Mark Perry writes: On the late afternoon of April 22, 1915—in the midst of World War I—Algerian and French soldiers in trenches along the Western Front, near the Belgian town of Ypres, noticed a yellowish-green fog drifting toward them. Believing the cloud masked advancing German infantrymen, the soldiers prepared for an attack. In fact, the cloud was chlorine gas, released by the Germans from 6,000 pressurized cylinders. The gas crept forward, then lapped into the allied trenches in a ghostly tide. The effect was immediate: Thousands of soldiers choked and clutched at their throats, unable to breathe, before falling dead; thousands more fled in panic, opening a four-mile gap in the allied lines.
The Ypres attack was not the first time gas was used in the conflict (both the French and Germans had used tear gas earlier in the war), but it was the first time in the conflict that a poisonous gas was used in mass quantities. The effects of the attack were horrific, causing “a burning sensation in the head, red-hot needles in the lungs, the throat seized as by a strangler,” as one soldier later described it. More than 5,000 soldiers were killed in this first gas attack, while thousands more, stumbling to the rear and frothing at the mouth, suffered the debilitating aftereffects for decades.
What took place earlier this month, in Syria’s Idlib province, had the same effect as the gas used at Ypres, as Syrian-flown SU-22 jets released bombs filled with sarin gas near the town of Khan Shaykhun. The attack killed dozens of Syrian civilians, including 11 children.

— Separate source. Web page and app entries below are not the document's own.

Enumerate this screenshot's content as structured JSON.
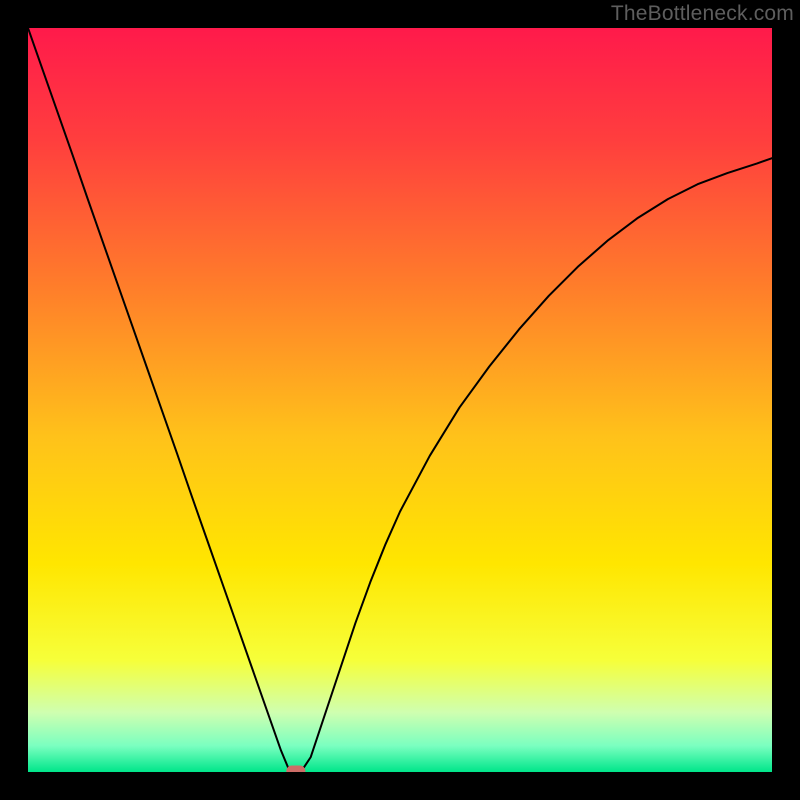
{
  "watermark": "TheBottleneck.com",
  "colors": {
    "page_bg": "#000000",
    "curve": "#000000",
    "marker": "#cc6d67",
    "gradient_stops": [
      {
        "offset": 0.0,
        "color": "#ff1a4b"
      },
      {
        "offset": 0.15,
        "color": "#ff3e3e"
      },
      {
        "offset": 0.35,
        "color": "#ff7e2a"
      },
      {
        "offset": 0.55,
        "color": "#ffc21a"
      },
      {
        "offset": 0.72,
        "color": "#ffe600"
      },
      {
        "offset": 0.85,
        "color": "#f6ff3a"
      },
      {
        "offset": 0.92,
        "color": "#cfffb0"
      },
      {
        "offset": 0.965,
        "color": "#7affc0"
      },
      {
        "offset": 1.0,
        "color": "#00e68a"
      }
    ]
  },
  "chart_data": {
    "type": "line",
    "title": "",
    "xlabel": "",
    "ylabel": "",
    "xlim": [
      0,
      100
    ],
    "ylim": [
      0,
      100
    ],
    "x": [
      0,
      2,
      4,
      6,
      8,
      10,
      12,
      14,
      16,
      18,
      20,
      22,
      24,
      26,
      28,
      30,
      32,
      34,
      35,
      36,
      37,
      38,
      40,
      42,
      44,
      46,
      48,
      50,
      54,
      58,
      62,
      66,
      70,
      74,
      78,
      82,
      86,
      90,
      94,
      98,
      100
    ],
    "values": [
      100,
      94.3,
      88.6,
      82.9,
      77.1,
      71.4,
      65.7,
      60.0,
      54.3,
      48.6,
      42.9,
      37.1,
      31.4,
      25.7,
      20.0,
      14.3,
      8.6,
      2.9,
      0.5,
      0.0,
      0.5,
      2.0,
      8.0,
      14.0,
      20.0,
      25.5,
      30.5,
      35.0,
      42.5,
      49.0,
      54.5,
      59.5,
      64.0,
      68.0,
      71.5,
      74.5,
      77.0,
      79.0,
      80.5,
      81.8,
      82.5
    ],
    "marker": {
      "x": 36,
      "y": 0
    },
    "legend": [],
    "grid": false
  }
}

The effects of the sarin, a deadly nerve agent, were similar to those of 1915: The victims choked and vomited as their lungs constricted, then suffered through tormenting muscle spasms and eventual death.
In both cases, the use of gas was nearly universally condemned. After the Ypres attack became public knowledge, London’s Daily Mirror issued a banner headline describing the horror—“Devilry, Thy Name Is Germany”—then repeated the theme in bold type more than 100 years later, after Khan Shaykhun: “Assad Gassing Kids Again.” The “again” was a not-so-veiled editorial comment, for Khan Shaykhun marked the second time Assad had used sarin to kill civilians; the first incident took place in August 2013, when the Syrian regime used the nerve agent in an attack on Ghouta, a suburb of Damascus, killing an estimated 281 to 1,700 civilians (the numbers remain uncertain) while injuring thousands. The pictures of the victims, caught in the throes of their final moments, shocked the world. [Continue reading…]